Twenty-three years ago the Dow Jones hit a record high of 3,612.13. Today the Dow Jones hovers around 18,000. When we explore Fortune 500 firms in 1955 versus 2014, 88 percent are gone and the speed of creative destruction is exponentially increasing. However, this doesn’t mean we should accelerate frantically. Mastering the clock of business is about choosing when to be fast and when to be slow. Take these few moments to slow down and enjoy the best stories of this week.

Must-read of the week: Bank of one. Providing contextual, personalized financial services. “To avoid the perceived fate of incumbent banks – saddled with time – 19 consuming, ruinously expensive projects whenever they want to make a change to their digital offerings – the themes of flexibility and agility came out strongly from the panel’s discussion about the technology underpinnings of contextual services. “Number one is that you have to come up with a platform and an architecture that is to the extent possible future proofed and adaptable, and that people can plug into,” said Devlin. “A second aspect is to be very thoughtful about what is actually going to make the customer experience better versus what is just going to be annoying.
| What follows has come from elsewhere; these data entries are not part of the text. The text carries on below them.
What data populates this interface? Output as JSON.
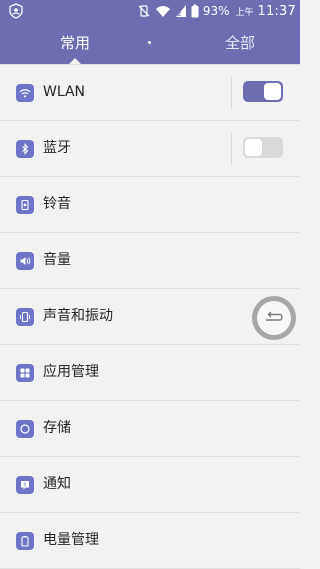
{
  "status_bar": {
    "battery": "93%",
    "time_prefix": "上午",
    "time": "11:37"
  },
  "tabs": [
    {
      "label": "常用",
      "selected": true
    },
    {
      "label": "全部",
      "selected": false
    }
  ],
  "settings": [
    {
      "label": "WLAN",
      "icon": "wifi-icon",
      "toggle": true
    },
    {
      "label": "蓝牙",
      "icon": "bluetooth-icon",
      "toggle": false
    },
    {
      "label": "铃音",
      "icon": "ringtone-icon"
    },
    {
      "label": "音量",
      "icon": "volume-icon"
    },
    {
      "label": "声音和振动",
      "icon": "vibrate-icon"
    },
    {
      "label": "应用管理",
      "icon": "apps-icon"
    },
    {
      "label": "存储",
      "icon": "storage-icon"
    },
    {
      "label": "通知",
      "icon": "notification-icon"
    },
    {
      "label": "电量管理",
      "icon": "battery-manage-icon"
    }
  ],
  "colors": {
    "accent": "#6e6db2",
    "icon_bg": "#6e75c8",
    "background": "#f2f2f2"
  }
}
Facial recognition sounds very exciting, but does it work, is it practical, is investing in this a good use of your money?”

The battle lines for the consumer have been drawn. “So, whether you partner with disruptors or collaborators to offer products that are difficult to offer yourself, or you work with enablers to give you the digital capabilities you need rather than trying to build them, partnerships are key to success. And if those partnerships aren’t helping you acquire and retain customers, you’re looking at the wrong types of partners.”

The 30 things customers really value. “Products and services deliver fundamental elements of value that address four kinds of needs: functional, emotional, life changing, and social impact. In general, the more elements provided, the greater customers’ loyalty and the higher the company’s sustained revenue growth.”

Customer experience is the next battlefields for brands. “The only survivors in this new landscape are brands that are able to deliver truly authentic and meaningful, frictionless and delightful brand experiences. And those that do will find it is in fact incredibly profitable. Eighty five percent of consumers said they would pay up to 25 percent more to ensure a superior customer experience.”

Paying it forward: Communication tips that I’ve learned from others. “I hope that one day the conversations around diversity, man vs. woman, aren’t happening. That we won’t need women in networking and diversity events. That we’ll just have networking events to share ideas and meet other in our industries. That we’ll be just working together, engaged and and respectful no matter our age, gender, or anything else that makes each one of us unique.”